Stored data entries
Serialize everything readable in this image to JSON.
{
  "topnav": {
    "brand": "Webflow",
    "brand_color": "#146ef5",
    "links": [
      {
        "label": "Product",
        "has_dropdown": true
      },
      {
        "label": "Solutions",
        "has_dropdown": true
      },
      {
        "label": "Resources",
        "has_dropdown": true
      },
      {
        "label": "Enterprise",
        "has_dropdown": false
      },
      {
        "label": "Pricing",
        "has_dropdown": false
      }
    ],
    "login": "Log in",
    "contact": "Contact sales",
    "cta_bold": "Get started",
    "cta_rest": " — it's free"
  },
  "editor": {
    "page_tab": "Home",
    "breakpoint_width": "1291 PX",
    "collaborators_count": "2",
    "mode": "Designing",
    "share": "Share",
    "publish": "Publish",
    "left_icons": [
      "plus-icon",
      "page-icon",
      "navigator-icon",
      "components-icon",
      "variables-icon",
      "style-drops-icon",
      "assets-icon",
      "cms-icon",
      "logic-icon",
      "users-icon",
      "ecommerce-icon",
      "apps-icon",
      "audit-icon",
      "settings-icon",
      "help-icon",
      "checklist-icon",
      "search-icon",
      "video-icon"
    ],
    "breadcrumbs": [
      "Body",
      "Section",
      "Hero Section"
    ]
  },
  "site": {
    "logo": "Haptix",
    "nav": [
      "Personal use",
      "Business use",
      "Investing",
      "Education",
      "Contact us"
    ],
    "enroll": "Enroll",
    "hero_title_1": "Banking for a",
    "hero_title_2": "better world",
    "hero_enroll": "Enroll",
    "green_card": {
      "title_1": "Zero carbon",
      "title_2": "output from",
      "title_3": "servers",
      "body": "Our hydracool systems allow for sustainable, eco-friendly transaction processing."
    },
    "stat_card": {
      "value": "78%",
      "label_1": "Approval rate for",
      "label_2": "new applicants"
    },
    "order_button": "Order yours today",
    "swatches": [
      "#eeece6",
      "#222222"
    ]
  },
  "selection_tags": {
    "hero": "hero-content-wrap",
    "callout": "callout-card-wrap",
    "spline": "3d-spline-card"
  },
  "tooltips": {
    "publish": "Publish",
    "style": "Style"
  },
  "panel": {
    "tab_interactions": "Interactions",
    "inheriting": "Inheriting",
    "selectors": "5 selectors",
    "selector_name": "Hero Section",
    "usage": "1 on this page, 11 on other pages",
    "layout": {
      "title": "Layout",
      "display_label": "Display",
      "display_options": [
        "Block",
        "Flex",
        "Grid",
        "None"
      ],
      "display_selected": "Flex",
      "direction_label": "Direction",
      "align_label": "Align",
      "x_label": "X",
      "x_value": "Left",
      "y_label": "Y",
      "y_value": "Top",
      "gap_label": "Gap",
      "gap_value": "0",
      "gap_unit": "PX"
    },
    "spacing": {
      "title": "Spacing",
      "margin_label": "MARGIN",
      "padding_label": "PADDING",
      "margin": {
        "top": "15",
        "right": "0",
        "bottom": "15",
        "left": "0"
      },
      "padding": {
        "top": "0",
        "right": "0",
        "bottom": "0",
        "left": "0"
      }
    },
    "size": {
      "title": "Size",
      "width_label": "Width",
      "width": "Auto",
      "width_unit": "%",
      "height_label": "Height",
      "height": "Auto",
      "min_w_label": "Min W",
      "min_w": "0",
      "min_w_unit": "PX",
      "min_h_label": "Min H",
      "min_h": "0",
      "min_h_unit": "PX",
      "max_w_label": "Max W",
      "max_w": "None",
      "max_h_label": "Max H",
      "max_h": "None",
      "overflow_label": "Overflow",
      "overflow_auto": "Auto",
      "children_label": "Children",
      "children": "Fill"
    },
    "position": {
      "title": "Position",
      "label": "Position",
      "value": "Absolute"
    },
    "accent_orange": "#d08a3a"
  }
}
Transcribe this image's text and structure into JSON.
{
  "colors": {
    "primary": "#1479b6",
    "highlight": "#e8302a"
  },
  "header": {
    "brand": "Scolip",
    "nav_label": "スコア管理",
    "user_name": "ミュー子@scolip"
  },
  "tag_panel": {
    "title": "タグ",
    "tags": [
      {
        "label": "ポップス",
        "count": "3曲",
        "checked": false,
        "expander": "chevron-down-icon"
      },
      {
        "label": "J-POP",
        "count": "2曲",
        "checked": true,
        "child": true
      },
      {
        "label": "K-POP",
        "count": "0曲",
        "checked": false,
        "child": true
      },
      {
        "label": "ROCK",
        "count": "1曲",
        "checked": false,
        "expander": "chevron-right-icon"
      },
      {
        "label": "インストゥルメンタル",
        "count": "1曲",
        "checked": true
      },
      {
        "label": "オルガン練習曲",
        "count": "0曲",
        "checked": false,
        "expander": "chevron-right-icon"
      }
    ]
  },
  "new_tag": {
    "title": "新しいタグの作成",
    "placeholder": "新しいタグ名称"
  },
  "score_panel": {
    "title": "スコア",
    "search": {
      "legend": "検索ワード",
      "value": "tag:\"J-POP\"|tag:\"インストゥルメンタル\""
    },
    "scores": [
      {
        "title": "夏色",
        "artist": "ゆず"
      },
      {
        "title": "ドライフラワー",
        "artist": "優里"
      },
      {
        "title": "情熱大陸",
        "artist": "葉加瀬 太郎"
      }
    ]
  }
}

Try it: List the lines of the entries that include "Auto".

The answer:
      "width": "Auto",
      "height": "Auto",
      "overflow_auto": "Auto",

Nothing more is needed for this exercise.